Peggy had not been physically examined before the six-and-a-half-hour drive (the trust says such checks were ‘refused’), a failing that was repeated three days later when she was suddenly ordered to move back to Norfolk. She suffered a fatal heart attack and died during a stop on the M11. Her family was informed of her death four hours after it happened; her inquest subsequently concluded that she had not received “immediate medical attention”, and the transport company involved was banned from working in the NHS. The trust insists it is “deeply sorry for the distress caused to Peggy’s family” and says it has made “several improvements” since her death. “She wasn’t fit to come back,” Fulcher told me. “She was treated absolutely disgustingly.”

Whatever the official promises for improvement, one of the people who insist the trust’s deepest failings persist is Natalie McLellan, who lost her daughter Rebecca last November.
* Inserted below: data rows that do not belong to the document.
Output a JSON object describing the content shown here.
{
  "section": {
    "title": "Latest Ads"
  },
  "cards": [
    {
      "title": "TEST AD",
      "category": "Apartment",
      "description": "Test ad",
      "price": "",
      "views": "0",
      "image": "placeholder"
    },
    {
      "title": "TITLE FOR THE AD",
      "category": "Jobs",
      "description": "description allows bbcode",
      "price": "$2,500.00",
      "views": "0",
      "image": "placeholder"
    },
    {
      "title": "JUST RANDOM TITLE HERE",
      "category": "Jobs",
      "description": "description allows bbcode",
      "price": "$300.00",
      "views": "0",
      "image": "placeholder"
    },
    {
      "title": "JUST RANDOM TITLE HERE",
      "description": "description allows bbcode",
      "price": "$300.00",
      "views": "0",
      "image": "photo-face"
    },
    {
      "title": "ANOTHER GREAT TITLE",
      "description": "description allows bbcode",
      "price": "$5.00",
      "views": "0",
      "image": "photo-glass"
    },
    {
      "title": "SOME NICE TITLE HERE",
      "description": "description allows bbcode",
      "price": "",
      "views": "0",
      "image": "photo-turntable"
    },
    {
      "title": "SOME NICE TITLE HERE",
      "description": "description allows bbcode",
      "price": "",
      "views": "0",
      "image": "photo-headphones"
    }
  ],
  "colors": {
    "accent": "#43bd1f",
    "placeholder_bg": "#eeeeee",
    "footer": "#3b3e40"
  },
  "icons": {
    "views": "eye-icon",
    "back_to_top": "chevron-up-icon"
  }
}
Rebecca was a trainee paramedic in Ipswich who, according to her mother, lived for her work. She had been diagnosed with bipolar disorder and the trust had assigned her a ‘care coordinator’. But he eventually went on leave – and in the summer of 2023, Rebecca went without care or support for three weeks, despite a long history of depressive episodes and her experiences with severe suicidal tendencies.

Rebecca McLellan, who was left without care or help despite a long history of depressive episodes and her experiences with severe suicidal tendencies.
‘Rebecca McLellan was left without care or support, despite a long history of depressive episodes and her experiences with severe suicidal tendencies.’

Natalie read Rebecca’s own story of what happened: she called the trust repeatedly and was assured that someone would contact her, but the calls never came. When she showed up in person at her local clinic, she was turned away and told that if she didn’t leave, the police would be called. These experiences, Natalie said, shaped her daughter’s understanding that if she were to encounter any crisis, it would be met with neglect and indifference. In mid-November last year, staff at the trust said her only option was to switch her medication to lithium, a drug her mother said she was ‘terrified’ of. Three days later she took her own life.

The trust is now talking about “rapid and widespread changes”. It says that while “increasing demand and NHS staff shortages continue to impact waiting times for services across the country”, “processes” have been put in place to accommodate staff absences, and that “we are taking ongoing steps to reduce unexpected deaths” . It says it has taken “improvement measures” in the area of ​​record keeping, and that there is “more to do, especially in relation to the processing and reporting of mortality data”. But these are the kinds of stories that people in Norfolk and Suffolk characterize as the constituent parts of a huge institutional tragedy. They have a handful of central demands: investigation by police, a public inquiry, and the breaking and rebuilding of a trust they believe has been damaged beyond repair.

After speaking to people who were bereaved, one campaigner told me that the trust’s usual response to bad news was to ‘deny, distract, divert and delay’. But they also had another fear, rooted in the fact that reporting on ‘unexpected’ deaths within the NHS is so patchy. Most of us know how serious the national mental health crisis is, and that the need for care is constantly increasing. But what holes does that leave, and who falls into them?

“We think the number of deaths in Norfolk and Suffolk is relatively high,” this campaigner told me. Then came an awkward pause. “But because the national system is so chaotic and inconsistent, no one knows.” I knew immediately what they meant: that many more of these catastrophes could happen – which, as British scandals often do, remain hidden in plain sight.